Bribery Still Rife as 80 Percent of Executives Admit Seeing Itby
Fifty-nine percent said anti-bribery policies are ineffective
Stats in law firm report looking at response to corruption
A survey of board-level executives found that 80 percent have seen bribery and corruption at their companies, a sign that anti-bribery laws aren’t having enough of an effect.
In a survey of 500 executives from companies located in 12 countries, 59 percent of executives said their anti-bribery policies didn’t work and 87 percent believed the policies made it more difficult to build their business, according to the report from U.K. law firm Eversheds. Thirty-three percent of those asked said they didn’t do due diligence on anti-bribery measures when exploring mergers and acquisitions.
Tackling bribery and corruption has become a political issue in the U.K. in recent years as lawmakers recognize the impact on the economy. Prime Minister David Cameron will host an Anti-Corruption Summit in London next week, bringing together leaders to discuss the global response. The issue came to the fore last month with the so-called "Panama Papers" scandal, where numerous documents leaked from Panamanian law firm Mossack Fonseca showed how some of the world’s wealthiest people channeled billions through offshore accounts, raising questions about tax evasion and money laundering.
The U.K. overhauled its bribery laws in 2011, introducing a corporate offense for failing to prevent bribery. Construction company Sweett Group Plc became the first firm to be convicted under the new legislation in February and was ordered to pay about 2.3 million pounds ($3.3 million). Law enforcement agencies have been criticized by lawmakers and businesses for not bringing enough prosecutions, after companies spent millions to revamp their compliance procedures.
"The reality is that corrupt business practices will always occur, particularly in high-risk jurisdictions,” said Neill Blundell, a fraud lawyer at Eversheds. “What matters is the way an organization responds. Governments have typically tried to fight bribery by deterring companies with high-profile prosecutions, but they need to work with the private sector to articulate the business case for anti-bribery."
Only 9 percent of executives surveyed saw legal consequences as the main reason for preventing bribery and corruption, with the majority -- 61 percent -- saying the potential impact on commercial success was the leading motivation. They also cited damage to reputations.

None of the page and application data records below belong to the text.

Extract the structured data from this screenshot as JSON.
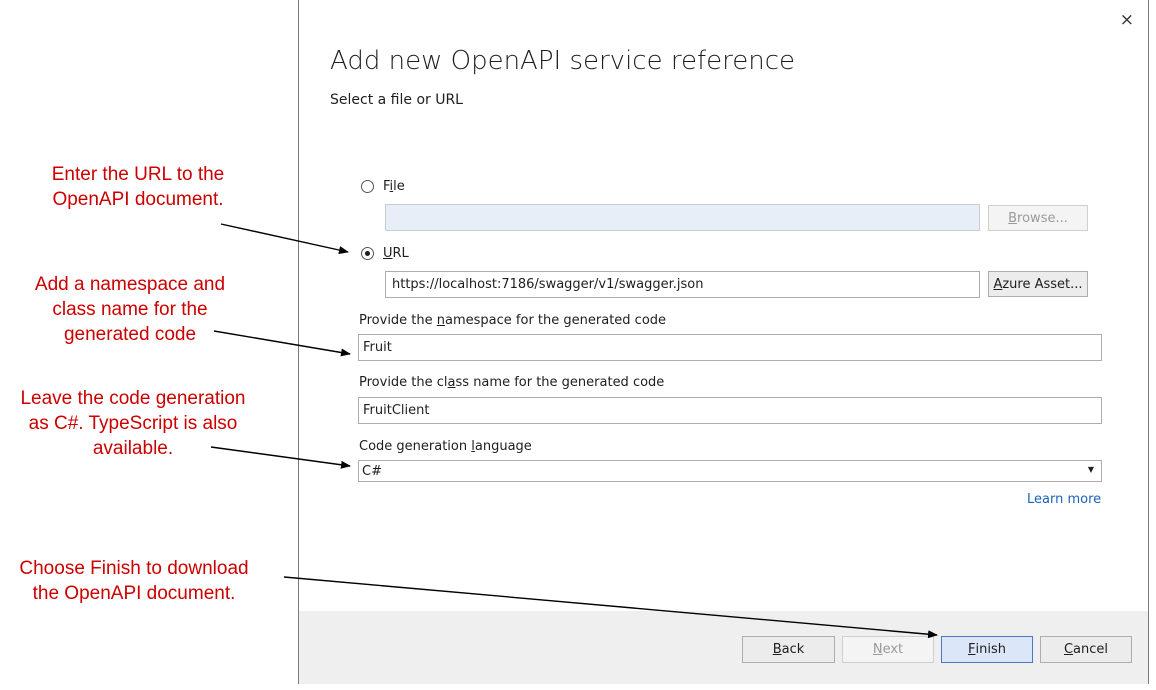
{
  "dialog": {
    "close_glyph": "×",
    "title": "Add new OpenAPI service reference",
    "subtitle": "Select a file or URL",
    "file_option": {
      "prefix": "F",
      "accel": "i",
      "rest": "le",
      "selected": false
    },
    "file_path": "",
    "browse_button": {
      "prefix": "",
      "accel": "B",
      "rest": "rowse..."
    },
    "url_option": {
      "prefix": "",
      "accel": "U",
      "rest": "RL",
      "selected": true
    },
    "url_value": "https://localhost:7186/swagger/v1/swagger.json",
    "azure_button": {
      "prefix": "",
      "accel": "A",
      "rest": "zure Asset..."
    },
    "namespace_label": {
      "prefix": "Provide the ",
      "accel": "n",
      "rest": "amespace for the generated code"
    },
    "namespace_value": "Fruit",
    "classname_label": {
      "prefix": "Provide the cl",
      "accel": "a",
      "rest": "ss name for the generated code"
    },
    "classname_value": "FruitClient",
    "language_label": {
      "prefix": "Code generation ",
      "accel": "l",
      "rest": "anguage"
    },
    "language_value": "C#",
    "learn_more": "Learn more"
  },
  "footer": {
    "back_button": {
      "prefix": "",
      "accel": "B",
      "rest": "ack"
    },
    "next_button": {
      "prefix": "",
      "accel": "N",
      "rest": "ext"
    },
    "finish_button": {
      "prefix": "",
      "accel": "F",
      "rest": "inish"
    },
    "cancel_button": {
      "prefix": "",
      "accel": "C",
      "rest": "ancel"
    }
  },
  "annotations": [
    {
      "line1": "Enter the URL to the",
      "line2": "OpenAPI document."
    },
    {
      "line1": "Add a namespace and",
      "line2": "class name for the",
      "line3": "generated code"
    },
    {
      "line1": "Leave the code generation",
      "line2": "as C#. TypeScript is also",
      "line3": "available."
    },
    {
      "line1": "Choose Finish to download",
      "line2": "the OpenAPI document."
    }
  ],
  "colors": {
    "annotation_red": "#cc0000",
    "link_blue": "#1a62b8",
    "primary_button": "#dbe6f9",
    "footer_gray": "#efefef"
  }
}
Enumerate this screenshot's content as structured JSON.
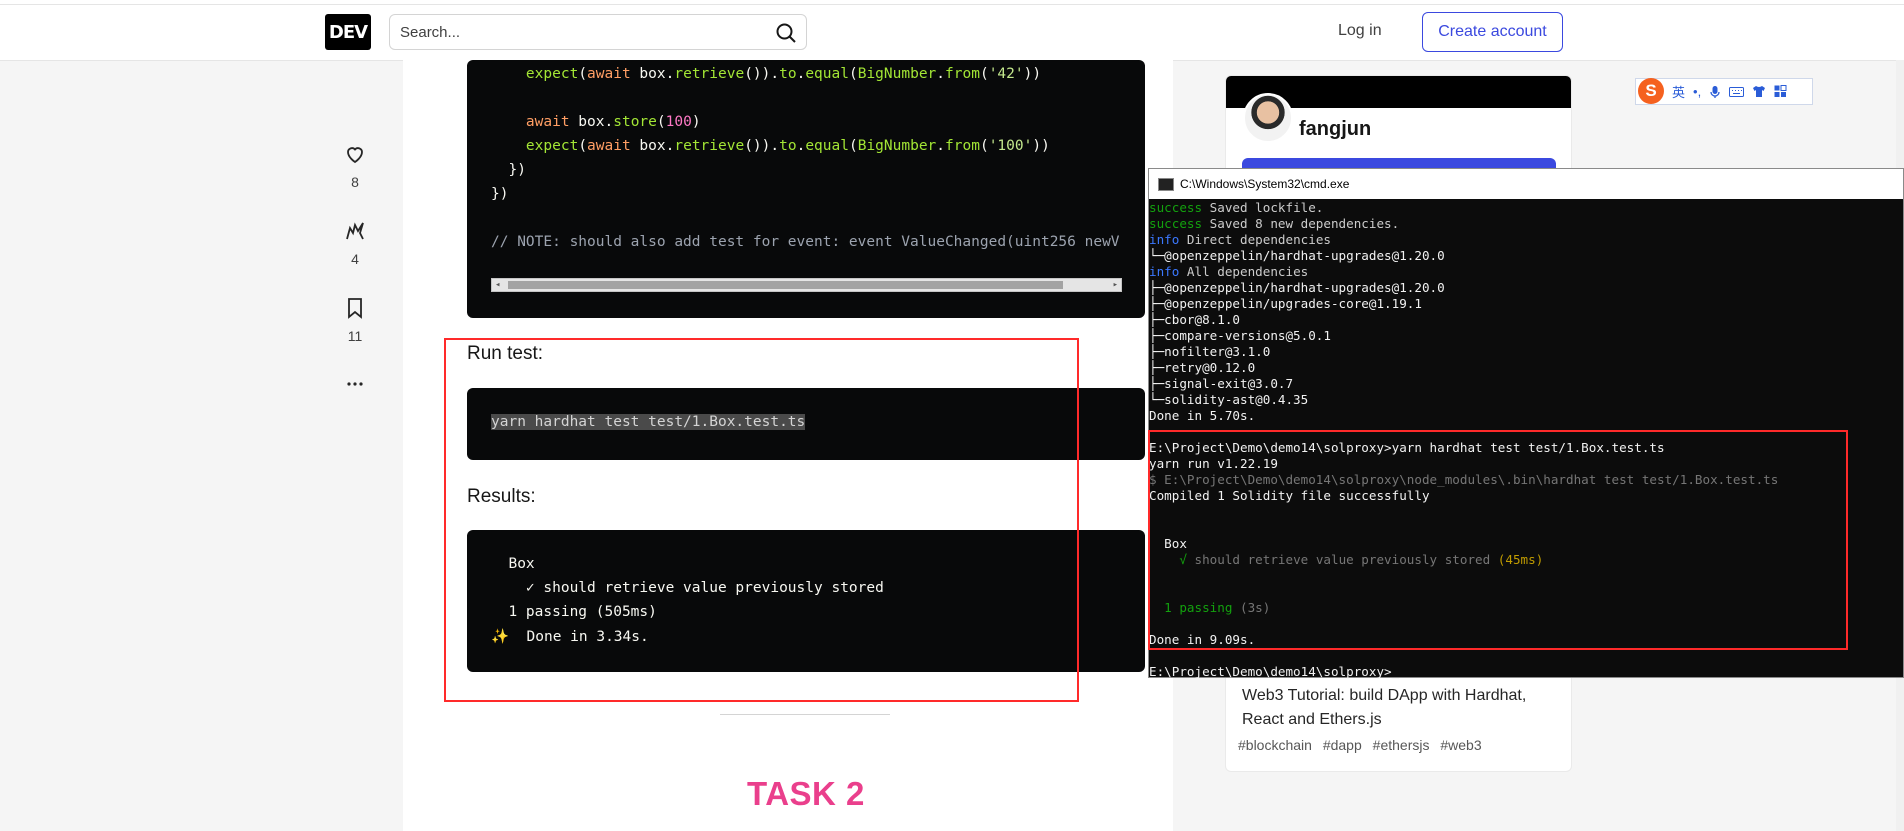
{
  "header": {
    "logo": "DEV",
    "search_placeholder": "Search...",
    "login": "Log in",
    "create_account": "Create account"
  },
  "actions": [
    {
      "name": "heart",
      "count": "8"
    },
    {
      "name": "unicorn",
      "count": "4"
    },
    {
      "name": "bookmark",
      "count": "11"
    }
  ],
  "article": {
    "code1_lines": [
      "    expect(await box.retrieve()).to.equal(BigNumber.from('42'))",
      "",
      "    await box.store(100)",
      "    expect(await box.retrieve()).to.equal(BigNumber.from('100'))",
      "  })",
      "})",
      "",
      "// NOTE: should also add test for event: event ValueChanged(uint256 newV"
    ],
    "run_test_heading": "Run test:",
    "run_command": "yarn hardhat test test/1.Box.test.ts",
    "results_heading": "Results:",
    "results_lines": [
      "  Box",
      "    ✓ should retrieve value previously stored",
      "  1 passing (505ms)",
      "✨  Done in 3.34s."
    ],
    "task2": "TASK 2"
  },
  "sidebar": {
    "username": "fangjun",
    "recommended_title": "Web3 Tutorial: build DApp with Hardhat, React and Ethers.js",
    "tags": [
      "#blockchain",
      "#dapp",
      "#ethersjs",
      "#web3"
    ]
  },
  "ime": {
    "logo": "S",
    "lang": "英",
    "punct": "•,"
  },
  "cmd": {
    "title": "C:\\Windows\\System32\\cmd.exe",
    "lines": [
      {
        "prefix": "success",
        "prefix_color": "green",
        "text": " Saved lockfile."
      },
      {
        "prefix": "success",
        "prefix_color": "green",
        "text": " Saved 8 new dependencies."
      },
      {
        "prefix": "info",
        "prefix_color": "blue",
        "text": " Direct dependencies"
      },
      {
        "prefix": "",
        "prefix_color": "",
        "text": "└─@openzeppelin/hardhat-upgrades@1.20.0"
      },
      {
        "prefix": "info",
        "prefix_color": "blue",
        "text": " All dependencies"
      },
      {
        "prefix": "",
        "prefix_color": "",
        "text": "├─@openzeppelin/hardhat-upgrades@1.20.0"
      },
      {
        "prefix": "",
        "prefix_color": "",
        "text": "├─@openzeppelin/upgrades-core@1.19.1"
      },
      {
        "prefix": "",
        "prefix_color": "",
        "text": "├─cbor@8.1.0"
      },
      {
        "prefix": "",
        "prefix_color": "",
        "text": "├─compare-versions@5.0.1"
      },
      {
        "prefix": "",
        "prefix_color": "",
        "text": "├─nofilter@3.1.0"
      },
      {
        "prefix": "",
        "prefix_color": "",
        "text": "├─retry@0.12.0"
      },
      {
        "prefix": "",
        "prefix_color": "",
        "text": "├─signal-exit@3.0.7"
      },
      {
        "prefix": "",
        "prefix_color": "",
        "text": "└─solidity-ast@0.4.35"
      },
      {
        "prefix": "",
        "prefix_color": "",
        "text": "Done in 5.70s."
      },
      {
        "prefix": "",
        "prefix_color": "",
        "text": ""
      },
      {
        "prefix": "",
        "prefix_color": "",
        "text": "E:\\Project\\Demo\\demo14\\solproxy>yarn hardhat test test/1.Box.test.ts"
      },
      {
        "prefix": "",
        "prefix_color": "",
        "text": "yarn run v1.22.19"
      },
      {
        "prefix": "",
        "prefix_color": "gray",
        "text": "$ E:\\Project\\Demo\\demo14\\solproxy\\node_modules\\.bin\\hardhat test test/1.Box.test.ts"
      },
      {
        "prefix": "",
        "prefix_color": "",
        "text": "Compiled 1 Solidity file successfully"
      },
      {
        "prefix": "",
        "prefix_color": "",
        "text": ""
      },
      {
        "prefix": "",
        "prefix_color": "",
        "text": ""
      },
      {
        "prefix": "",
        "prefix_color": "",
        "text": "  Box"
      },
      {
        "prefix": "",
        "prefix_color": "",
        "text": "    √ should retrieve value previously stored (45ms)"
      },
      {
        "prefix": "",
        "prefix_color": "",
        "text": ""
      },
      {
        "prefix": "",
        "prefix_color": "",
        "text": ""
      },
      {
        "prefix": "",
        "prefix_color": "",
        "text": "  1 passing (3s)"
      },
      {
        "prefix": "",
        "prefix_color": "",
        "text": ""
      },
      {
        "prefix": "",
        "prefix_color": "",
        "text": "Done in 9.09s."
      },
      {
        "prefix": "",
        "prefix_color": "",
        "text": ""
      },
      {
        "prefix": "",
        "prefix_color": "",
        "text": "E:\\Project\\Demo\\demo14\\solproxy>_"
      }
    ]
  },
  "colors": {
    "accent": "#3b49df",
    "highlight_box": "#ff2a2a",
    "task_pink": "#ea3f8c"
  }
}
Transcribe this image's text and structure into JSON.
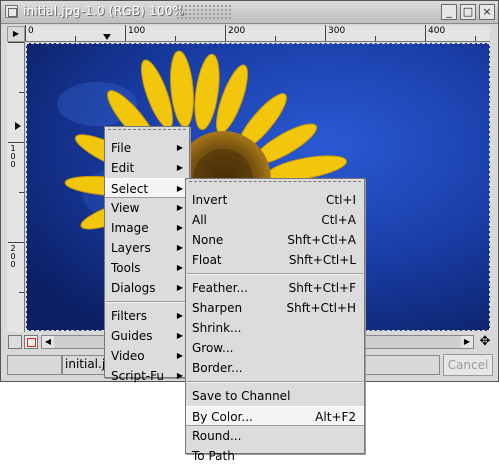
{
  "window": {
    "title": "initial.jpg-1.0 (RGB) 100%",
    "icons": {
      "window": "image-window-icon",
      "minimize": "minimize-icon",
      "maximize": "maximize-icon",
      "close": "close-icon"
    },
    "minimize_glyph": "_",
    "maximize_glyph": "□",
    "close_glyph": "×"
  },
  "rulers": {
    "horizontal_labels": [
      "0",
      "100",
      "200",
      "300",
      "400"
    ],
    "vertical_labels": [
      "1\n0\n0",
      "2\n0\n0"
    ],
    "corner_glyph": "▶"
  },
  "statusbar": {
    "filename": "initial.jpg",
    "cancel_label": "Cancel"
  },
  "scrollbar": {
    "left_arrow": "◀",
    "right_arrow": "▶",
    "navigate_glyph": "✥"
  },
  "image_menu": {
    "items": [
      {
        "label": "File",
        "submenu": true
      },
      {
        "label": "Edit",
        "submenu": true
      },
      {
        "label": "Select",
        "submenu": true,
        "active": true
      },
      {
        "label": "View",
        "submenu": true
      },
      {
        "label": "Image",
        "submenu": true
      },
      {
        "label": "Layers",
        "submenu": true
      },
      {
        "label": "Tools",
        "submenu": true
      },
      {
        "label": "Dialogs",
        "submenu": true
      },
      {
        "label": "Filters",
        "submenu": true
      },
      {
        "label": "Guides",
        "submenu": true
      },
      {
        "label": "Video",
        "submenu": true
      },
      {
        "label": "Script-Fu",
        "submenu": true
      }
    ],
    "arrow_glyph": "▶"
  },
  "select_menu": {
    "items": [
      {
        "label": "Invert",
        "accel": "Ctl+I"
      },
      {
        "label": "All",
        "accel": "Ctl+A"
      },
      {
        "label": "None",
        "accel": "Shft+Ctl+A"
      },
      {
        "label": "Float",
        "accel": "Shft+Ctl+L"
      },
      {
        "label": "Feather...",
        "accel": "Shft+Ctl+F"
      },
      {
        "label": "Sharpen",
        "accel": "Shft+Ctl+H"
      },
      {
        "label": "Shrink...",
        "accel": ""
      },
      {
        "label": "Grow...",
        "accel": ""
      },
      {
        "label": "Border...",
        "accel": ""
      },
      {
        "label": "Save to Channel",
        "accel": ""
      },
      {
        "label": "By Color...",
        "accel": "Alt+F2",
        "active": true
      },
      {
        "label": "Round...",
        "accel": ""
      },
      {
        "label": "To Path",
        "accel": ""
      }
    ]
  },
  "colors": {
    "sky": "#1a3ea8",
    "petal": "#f2c60b",
    "center": "#6b4a10"
  }
}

The survey, which used data from companies with more than 500 employees, sought responses from developed and emerging countries including the U.K., Italy, Brazil, Hong Kong and China. The contributing companies spanned a range of sectors such as finance, health care and education.